You can get high-quality cocktails or other drinks at many of the establishments above, but the Cayman Islands is also home to one of the largest wine stores in the Caribbean, as well as a number of alcohol-producing establishments.
West Indies Wine Company
Located in the town center of Camana Bay, the West Indies Wine Company is the place to go when you’re looking for a good glass of vino. Why? Because they’ve got one of the largest selection in the Caribbean. What’s even better is that WIWC also serves 80 wines by the glass, all of which are on tap for you to pour yourself. Unsure of a glass? Get a small pour. Want to go to town on some Sauv Blanc? You can pour glass after glass to your heart’s content.
Cayman Islands Brewery
The larger of two breweries on the island (the smaller being the 1981 Brewing Company), Cayman Islands Brewery produces beers perfectly suited to the Caymanian climate. You won’t find super hoppy IPAs or double barrel-aged porter-gose hybrids here. Instead, you’ll find good, clean, easy-drinking beer. Why would you want something other than that when you’re sitting on a beach with the tide coming in and the sun slowly crisping your skin? Caybrew, a lager, is the brewery’s flagship, but you can also find an IPA, a mango wheat, a bock, and more available around the islands.
Cayman Spirits Company
If you’re looking to get your fix on local liquors (perhaps to make some Cayman Boilermakers), Cayman Spirits Company is the place to go. While Seven Fathoms and Governor’s Reserve rums are perhaps their most popular products (again, it’s the Caribbean, what would you expect?), CSC also produces a range of other products complement the island lifestyle. A vodka, numerous liqueurs, and even gins are all available at their tasting room.
To add to the bustling food and drink scene, Grand Cayman also hosts three major food and drink-related events every year: Cayman Cookout, Taste of Cayman, and Cayman Cocktail Week, which (more or less) bookend the year for culinary Caymanians.
Hosted by famed chef Eric Ripert, Cayman Cookout is the premier culinary event on the island. Every January, chefs, wine and spirits experts, and others in the culinary who’s who gather together for a five-day festival dedicated to celebrating the bounty of talent and good food on the island. If you can think of a famous chef, chances are they are participating this year or have in the past. Anthony Bourdain was a common guest; some key names from the 2019 lineup include Emeril Lagasse and one of the men who seem to single-handedly be helping everyone in need in the world, Jose Andrés. From cooking demonstrations to beach bashes, there is a wide variety of events for participants to engage in.

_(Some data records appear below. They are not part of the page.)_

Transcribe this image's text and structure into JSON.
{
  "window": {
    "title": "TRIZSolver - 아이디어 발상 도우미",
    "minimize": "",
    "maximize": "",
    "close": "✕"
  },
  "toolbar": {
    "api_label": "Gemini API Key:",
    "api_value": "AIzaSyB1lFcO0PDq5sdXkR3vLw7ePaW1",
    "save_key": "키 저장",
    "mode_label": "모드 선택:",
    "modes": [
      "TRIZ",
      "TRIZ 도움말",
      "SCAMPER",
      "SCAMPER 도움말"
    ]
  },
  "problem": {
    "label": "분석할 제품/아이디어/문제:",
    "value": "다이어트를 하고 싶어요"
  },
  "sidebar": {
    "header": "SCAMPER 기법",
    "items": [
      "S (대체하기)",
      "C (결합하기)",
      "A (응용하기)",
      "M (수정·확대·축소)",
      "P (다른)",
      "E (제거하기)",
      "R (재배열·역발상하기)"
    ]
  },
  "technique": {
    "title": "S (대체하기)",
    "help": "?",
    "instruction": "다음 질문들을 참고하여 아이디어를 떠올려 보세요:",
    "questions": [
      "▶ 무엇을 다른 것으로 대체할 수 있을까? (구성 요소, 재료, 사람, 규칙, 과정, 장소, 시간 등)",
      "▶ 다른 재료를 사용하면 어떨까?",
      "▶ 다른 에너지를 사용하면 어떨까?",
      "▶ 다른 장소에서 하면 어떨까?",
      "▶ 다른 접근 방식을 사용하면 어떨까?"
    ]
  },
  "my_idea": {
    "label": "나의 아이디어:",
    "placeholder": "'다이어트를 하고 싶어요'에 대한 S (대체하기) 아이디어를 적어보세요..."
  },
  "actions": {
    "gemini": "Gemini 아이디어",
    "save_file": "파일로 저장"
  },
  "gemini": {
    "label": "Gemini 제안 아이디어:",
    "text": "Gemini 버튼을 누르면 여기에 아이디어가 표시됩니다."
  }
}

When: January 16-20, 2019
Taste of Cayman
Occurring less than a week after Cayman Cookout in 2019, Taste of Cayman is a festival that celebrates all things edible and Caymanian. In its 31st year, the festival features local Heavy Cake and mixology competitions, and a wide variety of vendors from around the island. If you’re looking to see what Cayman cuisine is like in a nutshell, this event is it.
When: January 26, 2019
Cayman Cocktail Week
Cayman Cocktail Week is the yin to Cayman Cookout’s yang — this celebration centers of all things sip-worthy. Whether it’s industry legends coming in to do intimate tastings of their spirits, cocktail pairing dinners, or any number of happy hours around the island, the weeklong celebration is a great way to see what’s being shaken and stirred on Grand Cayman. Cayman Cocktail Week also allows you to see what the local chefs are cooking up, as many work with their bar staff to produce special menus throughout the week.
When: October 19-26, 2019